How to complete this task. Return all entries precisely as they stand, without the images.
+ + + + +
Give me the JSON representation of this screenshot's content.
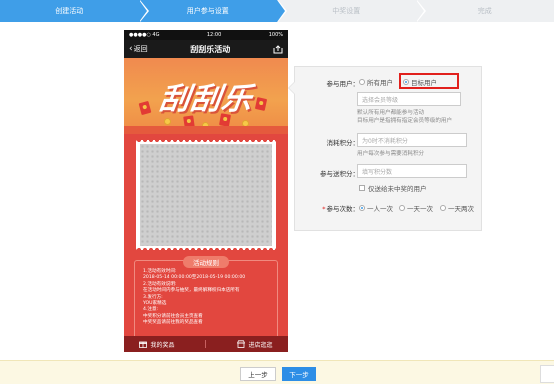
{
  "stepper": {
    "steps": [
      {
        "label": "创建活动",
        "state": "done"
      },
      {
        "label": "用户参与设置",
        "state": "active"
      },
      {
        "label": "中奖设置",
        "state": "pending"
      },
      {
        "label": "完成",
        "state": "pending"
      }
    ]
  },
  "phone": {
    "status": {
      "carrier": "●●●●○ 4G",
      "time": "12:00",
      "battery": "100%"
    },
    "nav": {
      "back_label": "返回",
      "title": "刮刮乐活动",
      "share_icon": "share-icon"
    },
    "hero_text": "刮刮乐",
    "rules": {
      "title": "活动规则",
      "lines": [
        "1.活动有效时间:",
        "2018-05-14 00:00:00至2018-05-19 00:00:00",
        "2.活动有效说明:",
        "在活动时间内参与抽奖，最终解释权归本店所有",
        "3.发行方:",
        "YOU家精选",
        "4.注意:",
        "中奖积分请前往会员主页查看",
        "中奖奖品请前往我的奖品查看"
      ]
    },
    "bottom": {
      "my_prizes": "我的奖品",
      "go_shop": "进店逛逛"
    }
  },
  "settings": {
    "participants": {
      "label": "参与用户：",
      "option_all": "所有用户",
      "option_target": "目标用户",
      "selected": "目标用户",
      "member_level_placeholder": "选择会员等级",
      "hint1": "默认所有用户都能参与活动",
      "hint2": "目标用户是指拥有指定会员等级的用户"
    },
    "consume_points": {
      "label": "消耗积分：",
      "placeholder": "为0时不消耗积分",
      "hint": "用户每次参与需要消耗积分"
    },
    "gift_points": {
      "label": "参与送积分：",
      "placeholder": "填写积分数",
      "checkbox_label": "仅送给未中奖的用户"
    },
    "times": {
      "required_mark": "*",
      "label": "参与次数：",
      "options": [
        "一人一次",
        "一天一次",
        "一天两次"
      ],
      "selected": "一人一次"
    }
  },
  "footer": {
    "prev_label": "上一步",
    "next_label": "下一步"
  },
  "colors": {
    "accent": "#3f9ee8",
    "highlight_box": "#e1201c",
    "phone_bg": "#e2473f"
  }
}
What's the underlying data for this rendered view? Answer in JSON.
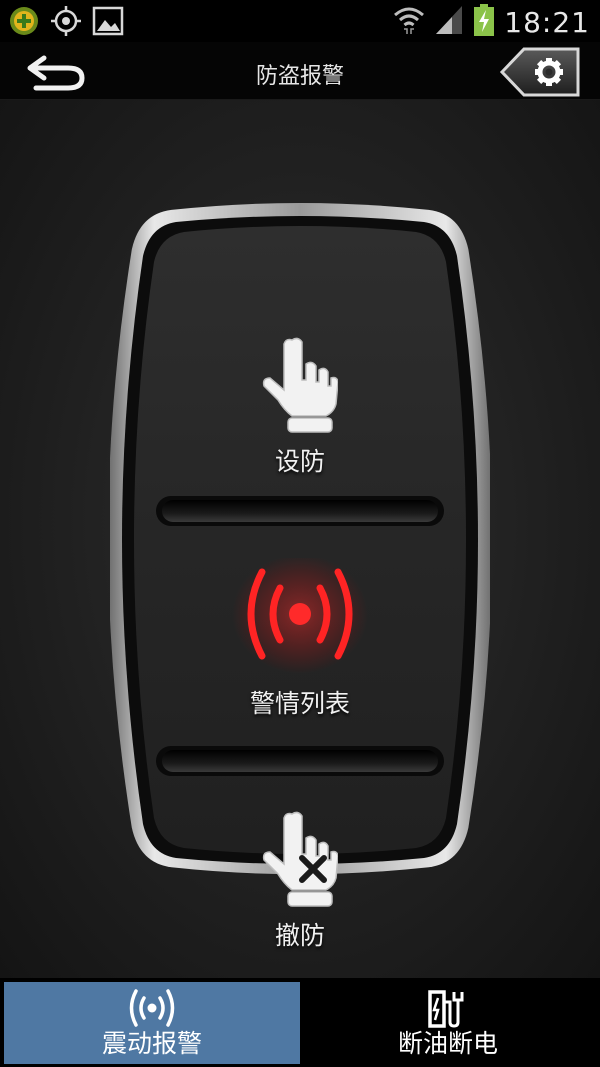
{
  "status_bar": {
    "time": "18:21",
    "icons": [
      "app-badge-icon",
      "gps-icon",
      "gallery-icon",
      "wifi-icon",
      "signal-icon",
      "battery-charging-icon"
    ]
  },
  "header": {
    "title": "防盗报警",
    "back_icon": "back-arrow-icon",
    "settings_icon": "gear-icon"
  },
  "remote": {
    "arm_label": "设防",
    "alarm_list_label": "警情列表",
    "disarm_label": "撤防",
    "arm_icon": "hand-pointer-icon",
    "alarm_icon": "alarm-signal-icon",
    "disarm_icon": "hand-pointer-cancel-icon",
    "alarm_color": "#e81c1c"
  },
  "bottom_nav": {
    "tabs": [
      {
        "label": "震动报警",
        "icon": "vibration-signal-icon",
        "active": true
      },
      {
        "label": "断油断电",
        "icon": "fuel-power-cut-icon",
        "active": false
      }
    ],
    "active_color": "#4f78a3"
  }
}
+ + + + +
Task answer.
Give me the JSON representation of this screenshot's content.
{
  "stepper": {
    "steps": [
      {
        "label": "创建活动",
        "state": "done"
      },
      {
        "label": "用户参与设置",
        "state": "active"
      },
      {
        "label": "中奖设置",
        "state": "pending"
      },
      {
        "label": "完成",
        "state": "pending"
      }
    ]
  },
  "phone": {
    "status": {
      "carrier": "●●●●○ 4G",
      "time": "12:00",
      "battery": "100%"
    },
    "nav": {
      "back_label": "返回",
      "title": "刮刮乐活动",
      "share_icon": "share-icon"
    },
    "hero_text": "刮刮乐",
    "rules": {
      "title": "活动规则",
      "lines": [
        "1.活动有效时间:",
        "2018-05-14 00:00:00至2018-05-19 00:00:00",
        "2.活动有效说明:",
        "在活动时间内参与抽奖，最终解释权归本店所有",
        "3.发行方:",
        "YOU家精选",
        "4.注意:",
        "中奖积分请前往会员主页查看",
        "中奖奖品请前往我的奖品查看"
      ]
    },
    "bottom": {
      "my_prizes": "我的奖品",
      "go_shop": "进店逛逛"
    }
  },
  "settings": {
    "participants": {
      "label": "参与用户：",
      "option_all": "所有用户",
      "option_target": "目标用户",
      "selected": "目标用户",
      "member_level_placeholder": "选择会员等级",
      "hint1": "默认所有用户都能参与活动",
      "hint2": "目标用户是指拥有指定会员等级的用户"
    },
    "consume_points": {
      "label": "消耗积分：",
      "placeholder": "为0时不消耗积分",
      "hint": "用户每次参与需要消耗积分"
    },
    "gift_points": {
      "label": "参与送积分：",
      "placeholder": "填写积分数",
      "checkbox_label": "仅送给未中奖的用户"
    },
    "times": {
      "required_mark": "*",
      "label": "参与次数：",
      "options": [
        "一人一次",
        "一天一次",
        "一天两次"
      ],
      "selected": "一人一次"
    }
  },
  "footer": {
    "prev_label": "上一步",
    "next_label": "下一步"
  },
  "colors": {
    "accent": "#3f9ee8",
    "highlight_box": "#e1201c",
    "phone_bg": "#e2473f"
  }
}
What's the underlying data for this rendered view? Answer in JSON.
{
  "status_bar": {
    "time": "18:21",
    "icons": [
      "app-badge-icon",
      "gps-icon",
      "gallery-icon",
      "wifi-icon",
      "signal-icon",
      "battery-charging-icon"
    ]
  },
  "header": {
    "title": "防盗报警",
    "back_icon": "back-arrow-icon",
    "settings_icon": "gear-icon"
  },
  "remote": {
    "arm_label": "设防",
    "alarm_list_label": "警情列表",
    "disarm_label": "撤防",
    "arm_icon": "hand-pointer-icon",
    "alarm_icon": "alarm-signal-icon",
    "disarm_icon": "hand-pointer-cancel-icon",
    "alarm_color": "#e81c1c"
  },
  "bottom_nav": {
    "tabs": [
      {
        "label": "震动报警",
        "icon": "vibration-signal-icon",
        "active": true
      },
      {
        "label": "断油断电",
        "icon": "fuel-power-cut-icon",
        "active": false
      }
    ],
    "active_color": "#4f78a3"
  }
}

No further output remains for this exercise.